Filed under Boston Bruins, Boston MA, Boston University hockey, BU Terriers, Buffalo Sabres, college hockey, hockey, Hockey East, John Curry, lacrosse, NHL, Northeastern hockey, Northeastern University, Western New York
Pravin commented earlier this week on my treatise on New York State sports fandom with a great question on basketball in Western New York:
And where does basketball fit into all of this? Is there a particular team that people in Western New York prefer to root for? I’d imagine that the Knicks–not even factoring in their past seven seasons of futility–represent everything that upstaters hate about downstate. There is the connection between the old Buffalo Braves and L.A. Clippers, but not even the most ardent fan of the A.B.A. would retain that kind of loyalty.

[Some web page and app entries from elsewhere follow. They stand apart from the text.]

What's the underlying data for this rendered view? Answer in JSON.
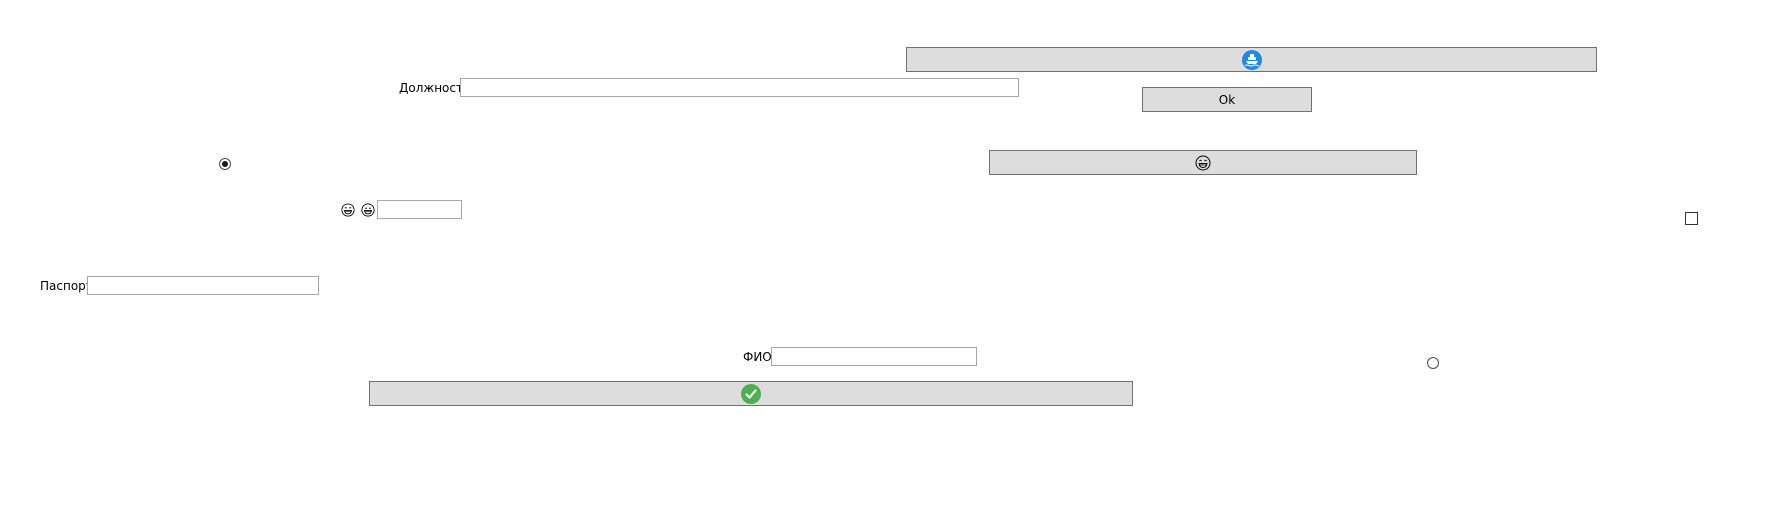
{
  "form": {
    "position_label": "Должность",
    "position_value": "",
    "passport_label": "Паспорт",
    "passport_value": "",
    "fio_label": "ФИО",
    "fio_value": "",
    "small_field_value": "",
    "ok_button_label": "Ok"
  },
  "icons": {
    "top_button_icon": "ship-icon",
    "middle_button_icon": "grinning-face-icon",
    "bottom_button_icon": "green-check-icon",
    "inline_icon_1": "laughing-face-icon",
    "inline_icon_2": "grinning-face-icon"
  },
  "controls": {
    "radio_1_checked": true,
    "radio_2_checked": false,
    "checkbox_checked": false
  },
  "colors": {
    "button_bg": "#dddddd",
    "ship_icon_bg": "#1e88e5",
    "check_icon_bg": "#4caf50"
  }
}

Now, I have been in quite a few relationships in my day, including some of those of the on-and-off, back and forth, toxic variety. (Who hasn’t in their day? The degrees of severity vary, but everyone’s had at least one.) But none come close to the toxic back and forth relationship that professional basketball has had with my home region of Western New York. Professional basketball took Western New York and toyed with its emotions – “You want an NBA Championship? Here you go. Oh, wait – you aren’t “big enough” to support professional sports! Sorry, let’s move the team away.” – until a whole generation and their children decided enough was enough, and ceased following the NBA all together.
Preteen me started out as a biased, novice, ignorant sports fan. When I became a fan of a team, an event, or an athlete, I became a supposed fan of that sport. In other words, I liked, therefore I was. I was a fan of the in-school pep rallies we got to have every late January because the Bills went to the Super Bowl, thus I was a fan of football. I became a fan of Steve Young’s striking good looks, thus I was even more a fan of football. I was a fan of my dad dragging me to Rochester Amerks games when he was able to score free tickets, thus I was a fan of hockey. I wanted to be Kristi Yamaguchi, therefore I liked figure skating. I liked the hoards of hot guys in indoor track, thus I joined the track team.
Here’s the converse of becoming a fan in that fashion–you absolutely despise other events, teams and athletes, but you can not tangibly explain why. I hated the Dallas Cowboys, because they were the arch enemy of both Steve Young and the Bills. Never mind that the early-mid 90s Cowboys were amazing on both sides of the ball, were crazy dominant, and probably were not the dirty cheaters my father pinned them to be. I hated them with every ounce of hate a twelve year old could muster. They caused the Monday after the Super Bowl to be the saddest day at school–every time you spotted a stray streamer in the #52 School gym from Friday’s “Go Bills” pep rally, you got choked up. I liked the Amerks, but I couldn’t tell you why I was booing the Hershey Bears–I couldn’t tell you if they were actually any good, what college teams the players came from, if they had a good defense. As for indoor track – I liked the hot guys, but my running form was awful and I couldn‘t tell you what half the events were–plus, when my coach tried to get me to practice hurdles, I often tripped over them not for lack of vertical leap (hey, I had been a gymnast, thus I had vertical leap to spare,) but because I was staring at the guys on my team. It’s not just me–think of a Boston University or Boston College student whose first introduction to hockey is in college. They hate the other school’s team, although most of them, at first or ever, can tell anyone else exactly why they should hate them. Continue reading